A few things I learned:
On a practical level, I learned about Intuit QuickBooks, which I signed up for immediately, something I should have done a long time ago.
On an emotional level, I felt inspired by things I have heard before just never quite so convincingly: don’t fear failure, trust your instincts, be true to yourself, be authentic, etc.
But what struck me the most was this: not one person — not the woman making aprons in LA, not the President of the UPS Store, not the founder of Alex and Ani — made any mention of money or how making money was ever a goal or an upshot of his/her business successes. Each person seemed most proud that he or she was employing others whether it was five people in New Bedford, MA or a whole town in Idaho. And each speaker just seemed thrilled to be doing what he or she loved as a living.
In this regard, the apron lady, Ellen Bennett of Hedley and Bennett, stole the show. Ellen, who I am fairly sure convinced all 750 event attendees to buy one of her aprons, started her business making three aprons a week. With the money she made selling those aprons, she bought more fabric and made more aprons, and so on and so on. She and her team of 20 now make 1,400 aprons a week. I’ve never listened to anyone speak so passionately about a craft — seriously, the girl loves her aprons — and I loved hearing how her business began and grew and how much satisfaction she derives from bringing jobs to the American economy. Also, second to her love for aprons is her love for the book, Delivering Happiness by Zappos CEO Tony Hsieh.
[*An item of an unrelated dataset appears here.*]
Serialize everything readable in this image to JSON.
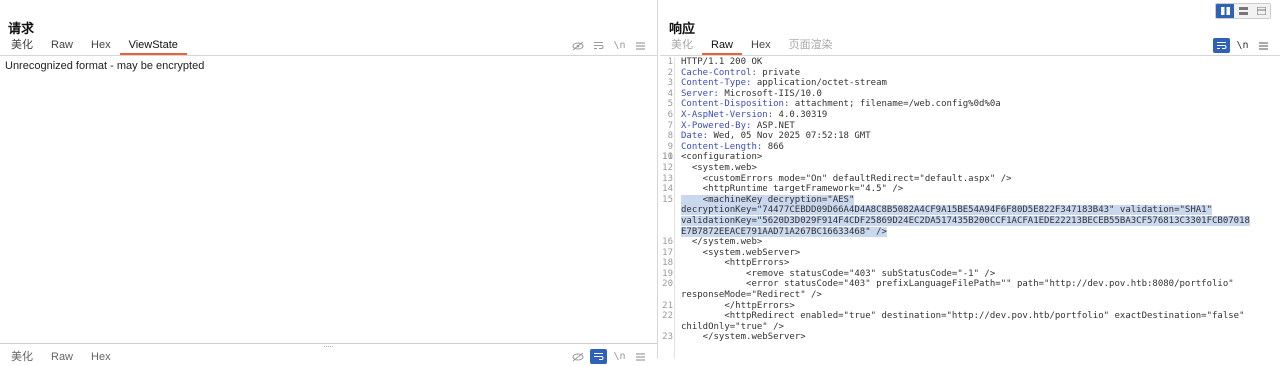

As soon as I find “my apron“, this will be the first book I read.
A few other highlights:
• The story of Pashon Murray of Detroit Dirt, who started a compost company in an effort to turn abandoned land in Detroit into urban farms that will not only feed but revitalize her community.
• The story of Hamdi Ulukaya, founder and CEO of Chobani, who, upon wanting to start a Greek yogurt company in America, faced a number of challenges, namely the American palate, which was considered unfit for enjoying tart Greek yogurt. Hamdi, who spoke little English, pushed on and opened Chobani, now the leading producer of Greek yogurt in America.
• Blake Lively, who is as lovely and beautiful as you would imagine, described her business, Preserve, as “an extension of herself” and whose goal is to preserve the traditions of artisans all over America making quality-crafted goods.
In sum, I left the event feeling well-fed and very inspired. But the event made me realize, too, that I haven’t quite, shall I say, found my apron. And so running off to start a business, which is something I’ve always wanted to do, might not make too much sense right now. But, if any of you have already found your apron and for whatever reason haven’t yet strapped it on, my vote is to get cooking!
Thoughts? What’s your apron? Who and what inspires you? Is balance overrated?
The final panel of the weekend: Charlotte Beers, Martha Stewart, David Bobbitt, Tim Davis, and Barbara Corcoran:
The 2014 American Made Honorees:
Blake Lively and Martha Stewart:
Another really cute card:
Bought a bag of the Type 00 flour — excited to try it:
Love this Peg and Awl clutch:
Hedley and Bennett aprons — so cute:
And now, the food:
I’m still dreaming about the chocolate babka from Breads Bakery:
And the sandwiches from Jim Lahey’s Sullivan Street Bakery: